Raising resources to fight malaria is a great first step, but the self-congratulation seems premature.Amidst a generally pessimistic series of seminars at the World Economic Forum, held Jan. 28 to Feb. 1 in Davos, Switzerland, several participants of a "Completing the Malaria Mission" event were brimming with enthusiasm, having met the goal set at last year's event to increase funding for anti-malaria efforts.
Malaria eradication efforts have received more than $3 billion in new funding from the World Bank, the Global Fund, and new initiatives like the Roll Back Malaria partnership. Thanks to programs like the One campaign and the "Idol Gives Back" feature on the popular TV singing competition American Idol, the general public is certainly more engaged with the anti-malaria struggle than ever before.
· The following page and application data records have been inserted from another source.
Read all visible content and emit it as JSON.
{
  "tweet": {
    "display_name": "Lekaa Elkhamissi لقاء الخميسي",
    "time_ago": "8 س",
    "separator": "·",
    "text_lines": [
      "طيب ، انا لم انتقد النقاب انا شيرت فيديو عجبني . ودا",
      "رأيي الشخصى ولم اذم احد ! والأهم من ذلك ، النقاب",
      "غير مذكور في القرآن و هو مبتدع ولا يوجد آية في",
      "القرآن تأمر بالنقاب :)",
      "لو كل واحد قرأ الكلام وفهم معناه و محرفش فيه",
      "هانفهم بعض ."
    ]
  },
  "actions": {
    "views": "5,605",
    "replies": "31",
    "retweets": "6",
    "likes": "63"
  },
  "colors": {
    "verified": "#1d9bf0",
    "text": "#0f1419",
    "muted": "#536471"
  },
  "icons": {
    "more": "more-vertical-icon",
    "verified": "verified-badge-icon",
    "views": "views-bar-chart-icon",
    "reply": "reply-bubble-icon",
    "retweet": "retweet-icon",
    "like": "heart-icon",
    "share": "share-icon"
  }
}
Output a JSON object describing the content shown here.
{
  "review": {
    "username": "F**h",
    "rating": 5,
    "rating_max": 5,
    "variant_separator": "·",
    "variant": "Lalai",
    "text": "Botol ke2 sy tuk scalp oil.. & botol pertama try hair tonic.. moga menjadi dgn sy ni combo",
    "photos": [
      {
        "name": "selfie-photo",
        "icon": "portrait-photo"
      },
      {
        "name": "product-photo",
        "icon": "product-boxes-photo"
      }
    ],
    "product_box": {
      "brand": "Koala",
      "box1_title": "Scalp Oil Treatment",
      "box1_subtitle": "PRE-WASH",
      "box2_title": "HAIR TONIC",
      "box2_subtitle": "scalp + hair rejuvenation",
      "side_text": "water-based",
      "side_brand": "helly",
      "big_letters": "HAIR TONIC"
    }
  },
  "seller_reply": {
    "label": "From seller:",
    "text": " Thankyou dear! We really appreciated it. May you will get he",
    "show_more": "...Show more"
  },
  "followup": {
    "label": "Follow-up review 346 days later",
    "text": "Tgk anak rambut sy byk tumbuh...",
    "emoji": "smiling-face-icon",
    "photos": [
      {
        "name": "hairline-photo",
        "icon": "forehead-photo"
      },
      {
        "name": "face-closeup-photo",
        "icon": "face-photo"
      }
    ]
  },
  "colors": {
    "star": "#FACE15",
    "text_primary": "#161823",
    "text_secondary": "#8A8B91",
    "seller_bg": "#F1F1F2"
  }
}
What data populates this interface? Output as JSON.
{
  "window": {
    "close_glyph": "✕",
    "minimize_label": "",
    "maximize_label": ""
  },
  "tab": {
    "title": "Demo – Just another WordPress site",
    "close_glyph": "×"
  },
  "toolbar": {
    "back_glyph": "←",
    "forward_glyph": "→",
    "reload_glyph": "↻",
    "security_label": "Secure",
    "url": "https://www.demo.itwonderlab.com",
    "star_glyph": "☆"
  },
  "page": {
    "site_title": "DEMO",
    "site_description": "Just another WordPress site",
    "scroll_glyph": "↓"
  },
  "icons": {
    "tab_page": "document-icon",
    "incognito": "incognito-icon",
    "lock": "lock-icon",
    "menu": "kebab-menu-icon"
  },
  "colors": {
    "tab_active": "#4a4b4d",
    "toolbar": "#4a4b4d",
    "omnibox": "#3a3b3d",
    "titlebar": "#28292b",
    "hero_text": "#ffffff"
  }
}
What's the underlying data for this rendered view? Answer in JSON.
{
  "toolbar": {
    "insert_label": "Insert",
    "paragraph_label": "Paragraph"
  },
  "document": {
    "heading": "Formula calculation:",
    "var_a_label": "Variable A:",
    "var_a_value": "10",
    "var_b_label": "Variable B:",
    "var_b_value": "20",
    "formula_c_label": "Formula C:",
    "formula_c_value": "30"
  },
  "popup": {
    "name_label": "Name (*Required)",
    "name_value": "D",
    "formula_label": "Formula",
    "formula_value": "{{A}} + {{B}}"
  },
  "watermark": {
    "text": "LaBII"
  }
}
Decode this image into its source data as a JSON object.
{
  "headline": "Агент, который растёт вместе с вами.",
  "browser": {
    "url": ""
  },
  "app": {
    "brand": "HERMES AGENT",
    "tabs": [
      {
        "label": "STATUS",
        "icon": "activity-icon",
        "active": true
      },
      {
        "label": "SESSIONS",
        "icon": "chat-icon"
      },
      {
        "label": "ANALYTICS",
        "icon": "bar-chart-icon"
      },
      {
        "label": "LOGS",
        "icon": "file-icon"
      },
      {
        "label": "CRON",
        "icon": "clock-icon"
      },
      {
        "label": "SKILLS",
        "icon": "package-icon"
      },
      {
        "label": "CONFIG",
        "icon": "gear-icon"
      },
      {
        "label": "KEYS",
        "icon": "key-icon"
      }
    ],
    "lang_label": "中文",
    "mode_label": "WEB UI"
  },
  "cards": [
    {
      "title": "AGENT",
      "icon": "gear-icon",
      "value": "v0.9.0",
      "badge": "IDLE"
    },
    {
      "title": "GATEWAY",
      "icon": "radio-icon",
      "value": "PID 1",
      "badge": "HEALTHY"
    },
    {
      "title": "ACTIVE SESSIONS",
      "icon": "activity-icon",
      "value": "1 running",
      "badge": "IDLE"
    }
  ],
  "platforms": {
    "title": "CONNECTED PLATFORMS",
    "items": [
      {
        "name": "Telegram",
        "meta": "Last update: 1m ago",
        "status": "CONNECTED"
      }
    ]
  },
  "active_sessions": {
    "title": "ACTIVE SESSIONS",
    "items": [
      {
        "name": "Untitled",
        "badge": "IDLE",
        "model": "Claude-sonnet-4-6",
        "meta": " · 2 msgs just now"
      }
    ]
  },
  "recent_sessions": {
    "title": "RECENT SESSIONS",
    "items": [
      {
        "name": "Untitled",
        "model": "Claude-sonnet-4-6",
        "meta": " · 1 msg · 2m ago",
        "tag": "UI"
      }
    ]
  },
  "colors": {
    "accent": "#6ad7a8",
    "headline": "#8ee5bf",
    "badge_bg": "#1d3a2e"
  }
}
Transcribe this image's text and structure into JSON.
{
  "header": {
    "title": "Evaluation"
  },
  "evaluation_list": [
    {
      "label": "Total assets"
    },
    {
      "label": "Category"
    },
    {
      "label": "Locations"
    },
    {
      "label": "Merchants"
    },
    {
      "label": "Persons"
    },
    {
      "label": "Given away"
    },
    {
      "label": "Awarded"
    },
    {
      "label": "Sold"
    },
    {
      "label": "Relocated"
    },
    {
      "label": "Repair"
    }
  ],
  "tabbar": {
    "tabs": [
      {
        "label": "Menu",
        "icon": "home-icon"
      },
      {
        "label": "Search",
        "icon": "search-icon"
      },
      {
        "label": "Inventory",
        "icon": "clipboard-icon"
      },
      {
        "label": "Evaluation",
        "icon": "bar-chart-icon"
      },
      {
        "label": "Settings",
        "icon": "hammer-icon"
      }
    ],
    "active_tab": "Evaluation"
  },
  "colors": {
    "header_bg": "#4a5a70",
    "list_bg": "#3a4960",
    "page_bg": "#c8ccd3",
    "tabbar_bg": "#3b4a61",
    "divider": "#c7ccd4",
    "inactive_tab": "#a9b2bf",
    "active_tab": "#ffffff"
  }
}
But has actual progress been made in providing treatment and containing the spread of Malaria? Results are mixed at best. In its most recent report on malaria infection rates, the World Health Organization finds that malaria intervention efforts successfully brought about a substantial decline in infection rates in only 7 of 45 African countries in 2000-2006 despite an increase in funding. Because of the lag time in collecting data, it may be a few years before we can judge the success of the current surge in funding, but there is still reason to suspect we are a long way from the United Nations' goal of eliminating malaria deaths by 2015.
At the World Economic Forum, Rajat Kumar Gupta, special advisor on management reforms to the U.N. Secretary-General Ban Ki-moon, said: "A few years ago you could say malaria was a neglected disease. Today you cannot say that."
Fair enough, but we should bear in mind the reason that previous anti-malaria campaigns did not attract funding: They did not succeed. The initial programs of the Roll Back Malaria campaign, organized in 1998, were beset with problems and became notorious for their reliance on expensive Western consultants and inefficient supply chains. Success was all too often charted using the wrong indicators, like charting bednet distribution as opposed to bednet use.
Even with the current increase in funding, the same problems remain. For instance, most Africans still turn to the private sector for access to bednets and anti-malarial drugs. Unfortunately, distribution problems in a continent with poor infrastructure mean that these products are often expensive by the time they reach the rural areas where they are needed most.
While panelists in Davos extolled the virtues of a "business-like approach" to the problem, it seems that encouraging Western pharmaceutical companies to embrace corporate social responsibility is not enough. Daniel Vasella, CEO of Novartis, observed that his company sells bednets below cost at between 30 cents and 80 cents, and has little control over the eventual sticker price of $2-3. Figuring out how to distribute the 100 million newly minted bednets is a formidable challenge that will not be naturally solved by the free market.
Still, optimists like to cite promising anecdotes to show that this time, things will be different. Mozambican Prime Minister Luisa Dias Diogo cited official statistics that suggest a decline in malaria infection rates, but admitted in the same breath that the country's health ministry could not collect reliable data from nearly half the population. It does not take a great leap of faith to assume that this is the same segment of the population that has the poorest access to bednets and education.
Another troubling sign from the Davos panel is the continued attachment to grandiose master plans. According to Diogo, "We need one plan to cover all the world, for the short term, medium term, and the long term." UNICEF Executive Director Ann Veneman argued that the anti-malaria campaign should somehow be integrated into the efforts to fight climate change. Such rhetoric is a distraction from the progress that can be made by rewarding projects that have demonstrated actual success on a small scale.